Here is a little story about dealing with extreme demands. Not so long ago I was with a group of senior executives presenting my fee negotiation programme and discussing the value this would generate for their firm (a major market leader in their field). I illustrated this with examples of what I teach, including my views on the importance of ambitious targets and good concession management, i.e. no gifts.
At that point one of those present interjected and, claiming to apply my principle, proposed that given that it would be such a privilege and important credibility builder for me to work with this firm, I should do the first workshop for free.
I dealt with that suggestion tactfully on the basis that I do not do work for free and that whereas I would be happy to discuss my proposed pricing – free would not be an option.
After the meeting I started to worry about my response. I realised that a more “elegant” or constructive way of dealing with this particular suggestion would have been to respond that the client could get what they wanted but only if they paid for it, i.e. if the concessions that they would be willing to make were worth more than the value of the fees they wanted me to forgo. I wished I had thought of this at the time.
Fortunately I received a call a few days later, confirming that the client wanted to go ahead at an agreed price. We discussed the specific suggestion made and my reaction to it. I was told that some of those present had felt the demand to be outrageous but that my reaction was seen as appropriate and that my refusal to cave in was taken as proof that I knew how to negotiate and that this was exactly what was being looked for.
I draw the following lessons from this:
- any meeting with a client can turn into a negotiation situation
- keeping calm and sticking to your principles is likely to build your credibility
- engaging in negotiations regularly keeps you sharp and alert
- one can always prepare better and it pays to anticipate some of the most likely and some of the most extreme demands
- don’t expect to be able to think on your feet and come up with the perfect response immediately, but…
- reflect and learn (and don’t be too tough on yourself for not having been perfect)
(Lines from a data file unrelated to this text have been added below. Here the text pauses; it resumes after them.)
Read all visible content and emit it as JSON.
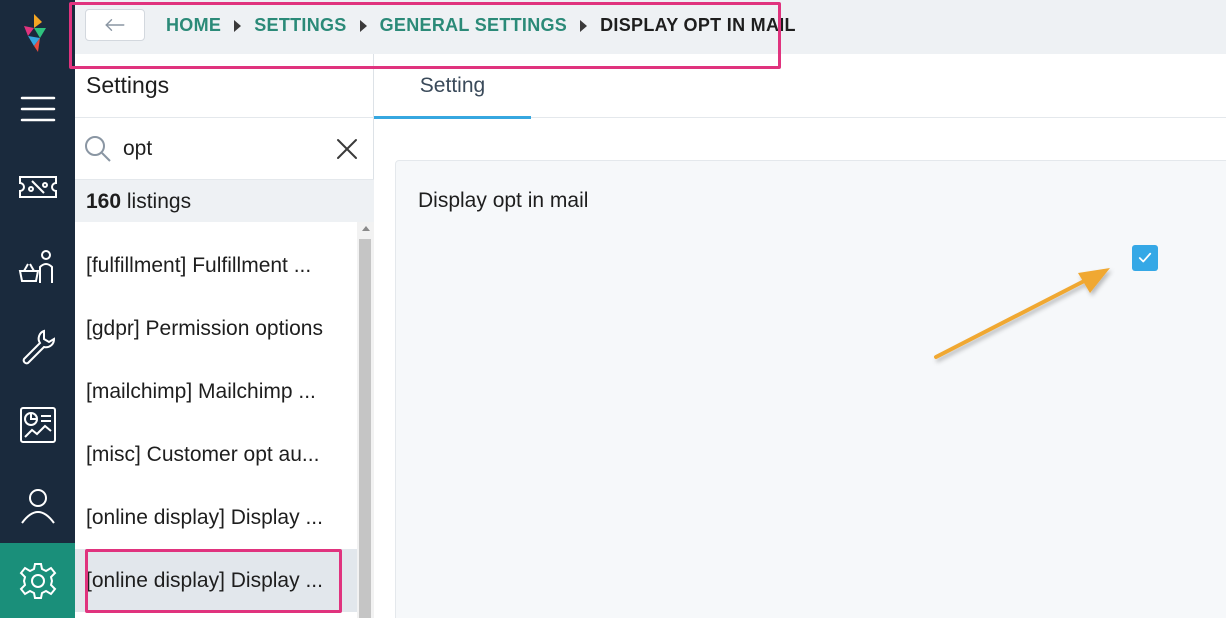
{
  "nav": {
    "items": [
      "menu",
      "tickets",
      "customers",
      "tools",
      "reports",
      "profile",
      "settings"
    ],
    "active": "settings",
    "active_color": "#1a8f7a"
  },
  "breadcrumb": {
    "items": [
      "HOME",
      "SETTINGS",
      "GENERAL SETTINGS"
    ],
    "current": "DISPLAY OPT IN MAIL",
    "link_color": "#2b8a78"
  },
  "settings_panel": {
    "title": "Settings",
    "search": {
      "value": "opt"
    },
    "count": "160",
    "count_label": "listings",
    "items": [
      "[fulfillment] Fulfillment ...",
      "[gdpr] Permission options",
      "[mailchimp] Mailchimp ...",
      "[misc] Customer opt au...",
      "[online display] Display ...",
      "[online display] Display ..."
    ],
    "selected_index": 5
  },
  "main": {
    "tabs": [
      "Setting"
    ],
    "active_tab": "Setting",
    "setting": {
      "label": "Display opt in mail",
      "checked": true,
      "checkbox_color": "#35a8e6"
    }
  },
  "annotations": {
    "highlight_color": "#e0337e",
    "arrow_color": "#f0a830"
  }
}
I look forward to the next time someone will ask for something for free so that I can respond “sure, you can have what you want for free – as long as you pay for it”. It will be interesting to see their response.